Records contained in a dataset
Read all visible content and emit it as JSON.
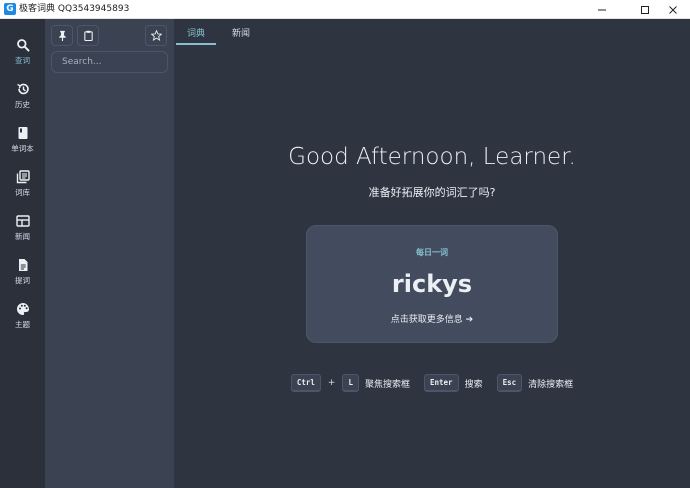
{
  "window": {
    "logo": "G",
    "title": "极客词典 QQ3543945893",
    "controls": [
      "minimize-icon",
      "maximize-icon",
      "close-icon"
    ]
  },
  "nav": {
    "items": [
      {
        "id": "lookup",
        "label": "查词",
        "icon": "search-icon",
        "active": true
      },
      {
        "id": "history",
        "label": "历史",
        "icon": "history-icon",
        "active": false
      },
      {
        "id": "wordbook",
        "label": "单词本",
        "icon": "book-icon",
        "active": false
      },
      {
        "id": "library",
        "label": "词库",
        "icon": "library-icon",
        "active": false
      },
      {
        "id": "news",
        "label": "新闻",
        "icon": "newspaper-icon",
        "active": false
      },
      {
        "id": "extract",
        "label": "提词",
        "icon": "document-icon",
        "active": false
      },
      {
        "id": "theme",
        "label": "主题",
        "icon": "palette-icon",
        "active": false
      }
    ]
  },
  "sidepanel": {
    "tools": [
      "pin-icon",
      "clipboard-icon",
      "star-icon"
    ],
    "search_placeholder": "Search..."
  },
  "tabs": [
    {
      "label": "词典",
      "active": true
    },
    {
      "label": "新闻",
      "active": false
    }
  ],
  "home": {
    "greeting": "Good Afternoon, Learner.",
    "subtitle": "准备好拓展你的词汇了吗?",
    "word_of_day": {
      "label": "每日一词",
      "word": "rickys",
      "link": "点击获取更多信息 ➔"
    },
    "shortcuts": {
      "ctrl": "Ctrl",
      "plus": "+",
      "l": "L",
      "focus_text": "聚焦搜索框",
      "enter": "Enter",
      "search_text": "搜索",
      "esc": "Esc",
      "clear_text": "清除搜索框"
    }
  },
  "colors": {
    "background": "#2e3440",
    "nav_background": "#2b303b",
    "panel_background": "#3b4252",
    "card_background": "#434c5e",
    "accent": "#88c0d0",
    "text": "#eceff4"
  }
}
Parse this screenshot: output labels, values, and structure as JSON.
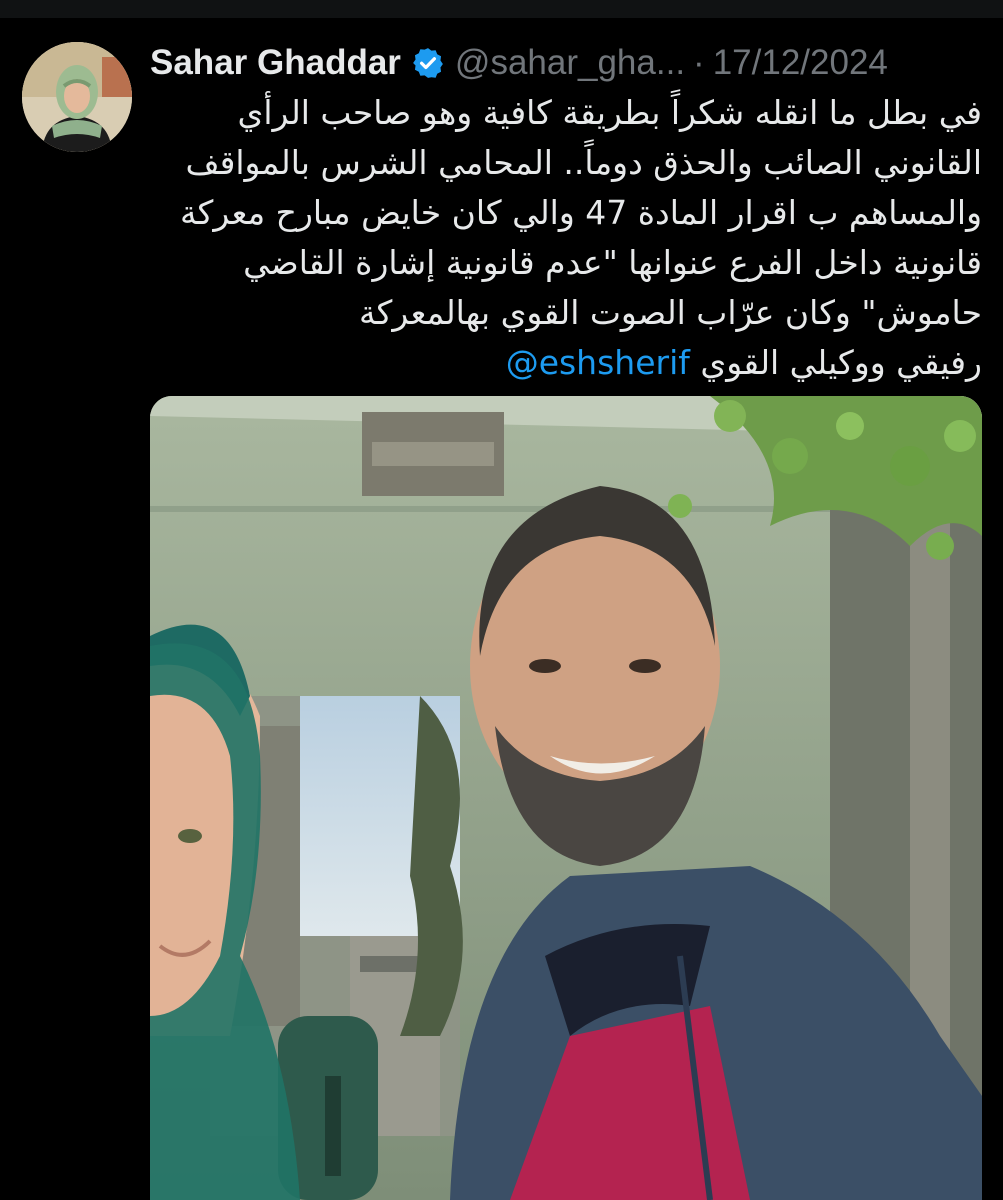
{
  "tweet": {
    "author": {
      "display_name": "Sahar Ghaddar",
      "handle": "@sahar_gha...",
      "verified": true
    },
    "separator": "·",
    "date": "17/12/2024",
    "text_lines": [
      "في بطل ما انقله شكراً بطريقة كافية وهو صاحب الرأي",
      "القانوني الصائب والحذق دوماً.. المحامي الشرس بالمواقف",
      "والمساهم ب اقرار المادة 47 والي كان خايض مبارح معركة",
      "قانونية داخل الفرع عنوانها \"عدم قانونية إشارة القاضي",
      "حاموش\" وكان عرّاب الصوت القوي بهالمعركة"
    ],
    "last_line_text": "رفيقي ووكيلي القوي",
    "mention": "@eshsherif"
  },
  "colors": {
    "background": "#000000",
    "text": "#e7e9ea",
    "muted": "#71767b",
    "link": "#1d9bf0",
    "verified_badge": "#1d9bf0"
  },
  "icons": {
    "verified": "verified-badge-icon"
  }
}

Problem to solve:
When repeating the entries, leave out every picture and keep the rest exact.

Task output:
Read all visible content and emit it as JSON.
{
  "window": {
    "logo": "G",
    "title": "极客词典 QQ3543945893",
    "controls": [
      "minimize-icon",
      "maximize-icon",
      "close-icon"
    ]
  },
  "nav": {
    "items": [
      {
        "id": "lookup",
        "label": "查词",
        "icon": "search-icon",
        "active": true
      },
      {
        "id": "history",
        "label": "历史",
        "icon": "history-icon",
        "active": false
      },
      {
        "id": "wordbook",
        "label": "单词本",
        "icon": "book-icon",
        "active": false
      },
      {
        "id": "library",
        "label": "词库",
        "icon": "library-icon",
        "active": false
      },
      {
        "id": "news",
        "label": "新闻",
        "icon": "newspaper-icon",
        "active": false
      },
      {
        "id": "extract",
        "label": "提词",
        "icon": "document-icon",
        "active": false
      },
      {
        "id": "theme",
        "label": "主题",
        "icon": "palette-icon",
        "active": false
      }
    ]
  },
  "sidepanel": {
    "tools": [
      "pin-icon",
      "clipboard-icon",
      "star-icon"
    ],
    "search_placeholder": "Search..."
  },
  "tabs": [
    {
      "label": "词典",
      "active": true
    },
    {
      "label": "新闻",
      "active": false
    }
  ],
  "home": {
    "greeting": "Good Afternoon, Learner.",
    "subtitle": "准备好拓展你的词汇了吗?",
    "word_of_day": {
      "label": "每日一词",
      "word": "rickys",
      "link": "点击获取更多信息 ➔"
    },
    "shortcuts": {
      "ctrl": "Ctrl",
      "plus": "+",
      "l": "L",
      "focus_text": "聚焦搜索框",
      "enter": "Enter",
      "search_text": "搜索",
      "esc": "Esc",
      "clear_text": "清除搜索框"
    }
  },
  "colors": {
    "background": "#2e3440",
    "nav_background": "#2b303b",
    "panel_background": "#3b4252",
    "card_background": "#434c5e",
    "accent": "#88c0d0",
    "text": "#eceff4"
  }
}
Parse this screenshot: output labels, values, and structure as JSON.
{
  "tweet": {
    "author": {
      "display_name": "Sahar Ghaddar",
      "handle": "@sahar_gha...",
      "verified": true
    },
    "separator": "·",
    "date": "17/12/2024",
    "text_lines": [
      "في بطل ما انقله شكراً بطريقة كافية وهو صاحب الرأي",
      "القانوني الصائب والحذق دوماً.. المحامي الشرس بالمواقف",
      "والمساهم ب اقرار المادة 47 والي كان خايض مبارح معركة",
      "قانونية داخل الفرع عنوانها \"عدم قانونية إشارة القاضي",
      "حاموش\" وكان عرّاب الصوت القوي بهالمعركة"
    ],
    "last_line_text": "رفيقي ووكيلي القوي",
    "mention": "@eshsherif"
  },
  "colors": {
    "background": "#000000",
    "text": "#e7e9ea",
    "muted": "#71767b",
    "link": "#1d9bf0",
    "verified_badge": "#1d9bf0"
  },
  "icons": {
    "verified": "verified-badge-icon"
  }
}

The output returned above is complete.